Foreign media November 16 news: Argentina’s Ministry of Agriculture released a report showing that the soybean sales of Argentine farmers continued to lag the same period last year.
As of November 9, Argentine farmers had pre-sold 1.866 million tons of 2022/23 soybeans, an increase of 65,000 tons from a week earlier and down from 3.136 million tons in the same period last year.
The USDA in November projected Argentina’s 2022/23 soybean production at 49.5 million tons, down from an October forecast of 51 million tons.
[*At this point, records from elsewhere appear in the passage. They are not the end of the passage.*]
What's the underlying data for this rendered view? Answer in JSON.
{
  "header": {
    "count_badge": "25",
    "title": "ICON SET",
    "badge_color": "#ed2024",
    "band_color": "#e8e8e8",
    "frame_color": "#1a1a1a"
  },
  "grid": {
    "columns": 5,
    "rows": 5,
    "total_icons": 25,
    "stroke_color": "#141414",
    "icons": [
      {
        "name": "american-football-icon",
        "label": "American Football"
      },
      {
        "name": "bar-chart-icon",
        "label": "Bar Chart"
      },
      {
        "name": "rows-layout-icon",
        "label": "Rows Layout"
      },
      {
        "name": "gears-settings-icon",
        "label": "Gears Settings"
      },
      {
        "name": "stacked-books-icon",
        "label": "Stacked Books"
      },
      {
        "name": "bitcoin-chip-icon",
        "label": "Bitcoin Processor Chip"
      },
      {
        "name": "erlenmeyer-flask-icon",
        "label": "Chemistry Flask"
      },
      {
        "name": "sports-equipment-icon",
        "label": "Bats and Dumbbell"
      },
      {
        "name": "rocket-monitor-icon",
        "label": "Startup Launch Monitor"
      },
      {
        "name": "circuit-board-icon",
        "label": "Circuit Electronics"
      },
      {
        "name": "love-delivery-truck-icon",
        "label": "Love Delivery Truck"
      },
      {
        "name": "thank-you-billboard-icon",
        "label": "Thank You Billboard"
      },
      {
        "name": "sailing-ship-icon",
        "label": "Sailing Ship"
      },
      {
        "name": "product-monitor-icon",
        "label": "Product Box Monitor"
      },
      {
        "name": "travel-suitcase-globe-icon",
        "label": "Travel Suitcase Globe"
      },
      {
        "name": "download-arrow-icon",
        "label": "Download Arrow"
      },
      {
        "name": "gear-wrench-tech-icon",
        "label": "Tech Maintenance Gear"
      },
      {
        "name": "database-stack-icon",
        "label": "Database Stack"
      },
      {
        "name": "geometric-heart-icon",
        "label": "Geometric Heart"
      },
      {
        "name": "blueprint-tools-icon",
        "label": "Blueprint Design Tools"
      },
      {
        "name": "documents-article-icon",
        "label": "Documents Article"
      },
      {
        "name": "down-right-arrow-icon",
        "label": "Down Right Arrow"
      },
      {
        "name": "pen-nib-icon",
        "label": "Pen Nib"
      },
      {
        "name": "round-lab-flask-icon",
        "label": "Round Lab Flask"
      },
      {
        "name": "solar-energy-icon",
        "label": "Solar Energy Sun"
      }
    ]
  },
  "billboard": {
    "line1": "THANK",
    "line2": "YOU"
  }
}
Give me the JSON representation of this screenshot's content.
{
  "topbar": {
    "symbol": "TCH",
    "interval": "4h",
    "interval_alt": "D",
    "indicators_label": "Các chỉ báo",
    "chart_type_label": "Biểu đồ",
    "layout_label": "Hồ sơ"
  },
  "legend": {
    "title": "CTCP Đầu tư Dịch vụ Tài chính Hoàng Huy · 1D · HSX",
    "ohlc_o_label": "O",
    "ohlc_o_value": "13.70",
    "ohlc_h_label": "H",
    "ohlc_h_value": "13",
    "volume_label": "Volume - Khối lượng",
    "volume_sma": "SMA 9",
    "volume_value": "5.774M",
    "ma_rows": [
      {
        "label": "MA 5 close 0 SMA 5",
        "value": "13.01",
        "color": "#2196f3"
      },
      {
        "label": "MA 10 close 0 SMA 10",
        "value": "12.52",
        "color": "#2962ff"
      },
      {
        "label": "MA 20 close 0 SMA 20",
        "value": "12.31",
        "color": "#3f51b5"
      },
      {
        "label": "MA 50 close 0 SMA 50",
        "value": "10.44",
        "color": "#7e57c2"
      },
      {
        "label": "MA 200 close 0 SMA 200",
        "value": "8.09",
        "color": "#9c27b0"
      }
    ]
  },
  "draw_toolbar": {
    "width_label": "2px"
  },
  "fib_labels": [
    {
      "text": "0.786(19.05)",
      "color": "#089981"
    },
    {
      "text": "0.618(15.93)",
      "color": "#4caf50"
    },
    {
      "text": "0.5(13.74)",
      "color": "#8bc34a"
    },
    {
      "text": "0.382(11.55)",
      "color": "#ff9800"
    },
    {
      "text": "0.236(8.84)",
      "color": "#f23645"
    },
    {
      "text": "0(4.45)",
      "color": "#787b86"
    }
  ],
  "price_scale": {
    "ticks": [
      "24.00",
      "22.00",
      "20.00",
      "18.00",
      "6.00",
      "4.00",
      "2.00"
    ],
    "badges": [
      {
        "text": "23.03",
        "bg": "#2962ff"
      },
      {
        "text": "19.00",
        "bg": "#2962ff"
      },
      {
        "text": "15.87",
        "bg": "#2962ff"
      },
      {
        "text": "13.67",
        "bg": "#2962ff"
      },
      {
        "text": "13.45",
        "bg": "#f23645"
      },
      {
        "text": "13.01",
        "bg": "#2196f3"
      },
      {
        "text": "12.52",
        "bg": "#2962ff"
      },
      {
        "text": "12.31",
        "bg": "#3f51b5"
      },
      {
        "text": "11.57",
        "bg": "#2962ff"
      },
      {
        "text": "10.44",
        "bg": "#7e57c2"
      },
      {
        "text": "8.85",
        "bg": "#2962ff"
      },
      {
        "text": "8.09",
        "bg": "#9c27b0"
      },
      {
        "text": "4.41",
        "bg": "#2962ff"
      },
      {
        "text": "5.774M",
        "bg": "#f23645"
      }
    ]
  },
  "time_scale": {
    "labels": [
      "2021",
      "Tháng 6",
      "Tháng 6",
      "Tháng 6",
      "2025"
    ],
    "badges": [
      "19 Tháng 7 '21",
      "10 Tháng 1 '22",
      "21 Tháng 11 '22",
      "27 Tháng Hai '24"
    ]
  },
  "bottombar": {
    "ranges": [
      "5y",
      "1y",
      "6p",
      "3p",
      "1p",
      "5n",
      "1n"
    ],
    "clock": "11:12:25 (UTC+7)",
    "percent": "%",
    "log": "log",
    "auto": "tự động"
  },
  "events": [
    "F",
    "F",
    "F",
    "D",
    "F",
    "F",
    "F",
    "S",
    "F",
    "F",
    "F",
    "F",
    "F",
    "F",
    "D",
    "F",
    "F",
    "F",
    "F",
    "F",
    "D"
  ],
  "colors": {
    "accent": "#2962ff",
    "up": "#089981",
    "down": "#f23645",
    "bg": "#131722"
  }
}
The Buenos Aires Grain Exchange forecast soybean production at 48 million tonnes.
As of November 9, Argentine farmers had sold 31.78 million tons of 2021/22 soybeans, up 249,000 tons from a week earlier and lower than the 34.11 million tons sold in the same period last year.
For comparison, the weekly sales volume on November 2 was 248,000 tons, and the weekly sales in October were 323,000 tons, 165,000 tons, 55,000 tons and 376,000 tons respectively.
For comparison, 1.787 million tons of soybeans were sold in the week ended September 28, because in September the Argentine government provided farmers with a special exchange rate of 1 US dollar to 200 pesos to encourage faster soybean sales and increase the country’s foreign exchange reserves.
The Buenos Aires Grain Exchange forecasts Argentina’s soybean production to reach 43.3 million tonnes in 2021/22. The U.S. Department of Agriculture projected Argentina’s soybean production at 43.9 million tons in November, down from its October forecast of 44 million tons.
The Argentine Finance Minister announced on September 4 that from September 5 to 30, the settlement exchange rate for soybean farmers in Argentina to sell soybeans was 200 pesos per US dollar, instead of the official 140 pesos, prompting farmers to sell soybeans actively.
Previously, due to high inflation in Argentina (which may be close to 100% this year) and the continued depreciation of the currency, Argentine farmers were reluctant to sell soybeans, using soybeans as a hard currency against a weakening peso. Because Argentine farmers sell soybeans for peso income, the depreciation of the peso means it is more cost-effective to hold soybeans than to hold the peso.